Academy Award-winning actor Morgan Freeman believes race relations within the United States are worse now than they were before President Barack Obama entered the White House. And he had no problem telling Piers Morgan of CNN just what he believed was the driving force behind the worsening relations: The tea party movement.
“Made it worse. Made it worse,” Freeman stated in answer to Piers Morgan’s question of whether or not the election of Obama had helped in eradicating racism. “Look at the — look — the tea partiers — who are controlling the Republican Party, their stated policy, publicly stated, is to do whatever it takes to see to it that Obama only serves one term. What’s — what does that — what underlines that? Screw the country. We’re going to do whatever we need to do to get this black man — we can — we’re going to do whatever we can to get this black man out of here.”
When Piers Morgan asked if he was “unnerved by the traction” that the tea party has gained as a political entity, Freeman admitted he was.
“Well,” he said when asked to explain, “it just shows the weak, dark underside of America. We’re supposed to be better than that. We really are. That’s why all those people were in tears when Obama was elected president. Look at what we are. Look at how — this is America. You know? And then it just sort of started turning, because these people surfaced, like stirring up muddy water.”
President Obama has had a tough time getting bipartisan support for anything he has proposed since taking office in January 2009. And it is difficult to look beyond Senate minority leader Mitch McConnell’s statement made shortly after Obama’s election that the primary purpose of the GOP would be to ensure that Obama’s presidency was kept to four years — a statement that some point to as evidence that Republicans were willing to do anything, including produce intentional government gridlock, to make Obama more unelectable.
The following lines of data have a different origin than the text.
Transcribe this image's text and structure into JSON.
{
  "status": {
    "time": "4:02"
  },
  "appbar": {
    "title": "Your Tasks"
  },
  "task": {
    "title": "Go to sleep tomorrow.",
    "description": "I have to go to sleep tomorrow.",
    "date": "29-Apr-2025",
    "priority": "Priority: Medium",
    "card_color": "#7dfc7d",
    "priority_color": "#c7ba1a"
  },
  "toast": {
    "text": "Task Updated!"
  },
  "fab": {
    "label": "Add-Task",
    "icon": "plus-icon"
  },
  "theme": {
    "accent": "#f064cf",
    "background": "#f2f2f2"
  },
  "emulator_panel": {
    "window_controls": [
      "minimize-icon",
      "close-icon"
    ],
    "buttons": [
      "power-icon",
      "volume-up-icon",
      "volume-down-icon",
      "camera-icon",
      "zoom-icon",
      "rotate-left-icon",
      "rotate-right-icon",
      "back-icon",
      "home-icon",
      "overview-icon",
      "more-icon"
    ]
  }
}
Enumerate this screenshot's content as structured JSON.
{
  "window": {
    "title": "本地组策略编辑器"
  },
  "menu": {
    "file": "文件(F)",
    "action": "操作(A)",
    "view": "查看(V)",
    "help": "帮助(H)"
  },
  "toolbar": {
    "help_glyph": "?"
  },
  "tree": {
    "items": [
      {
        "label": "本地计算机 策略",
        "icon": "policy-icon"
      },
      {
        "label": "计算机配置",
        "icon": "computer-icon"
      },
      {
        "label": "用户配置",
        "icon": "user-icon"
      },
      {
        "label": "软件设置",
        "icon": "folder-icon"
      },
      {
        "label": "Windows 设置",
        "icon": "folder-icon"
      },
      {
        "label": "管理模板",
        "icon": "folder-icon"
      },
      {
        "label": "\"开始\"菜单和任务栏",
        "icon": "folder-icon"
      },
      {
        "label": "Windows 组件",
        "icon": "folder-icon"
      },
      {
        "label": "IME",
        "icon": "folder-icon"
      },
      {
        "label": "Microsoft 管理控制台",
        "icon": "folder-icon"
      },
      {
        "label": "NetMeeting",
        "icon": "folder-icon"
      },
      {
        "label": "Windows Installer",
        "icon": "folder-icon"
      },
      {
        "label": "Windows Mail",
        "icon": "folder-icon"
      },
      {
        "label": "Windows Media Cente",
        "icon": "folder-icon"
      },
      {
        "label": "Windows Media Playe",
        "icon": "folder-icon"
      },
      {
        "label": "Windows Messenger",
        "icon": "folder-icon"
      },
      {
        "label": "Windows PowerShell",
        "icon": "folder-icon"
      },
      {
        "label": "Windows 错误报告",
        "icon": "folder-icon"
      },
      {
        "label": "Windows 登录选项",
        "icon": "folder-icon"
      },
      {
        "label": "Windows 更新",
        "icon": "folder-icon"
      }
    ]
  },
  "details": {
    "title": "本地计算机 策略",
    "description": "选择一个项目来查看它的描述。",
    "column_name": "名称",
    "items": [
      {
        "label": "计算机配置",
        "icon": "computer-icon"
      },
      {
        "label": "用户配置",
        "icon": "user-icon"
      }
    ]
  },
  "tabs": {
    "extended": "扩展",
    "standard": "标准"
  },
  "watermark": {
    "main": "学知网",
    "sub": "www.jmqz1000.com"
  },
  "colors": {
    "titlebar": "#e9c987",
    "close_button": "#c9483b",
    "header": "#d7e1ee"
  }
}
Some, like Freeman, maintain that is a product of the underlying racism within the GOP and generated through the tea party movement, which has considerable political leverage in the current political scheme of things.
Undoubtedly, Freeman is correct that there is an element of racism involved in the tea party movement. However, the depths of its influence on the movement is unknown. It is also undoubtedly true that there are elements within the large grass roots movement that do not see race as an issue and only see the political side when they oppose President Obama and his policies.
But is it “a racist thing”? The possibility exists. Not seeing the dark spots on a black panther does not mean they do not exist, nor does it obviate the fact that what one is observing is a leopard.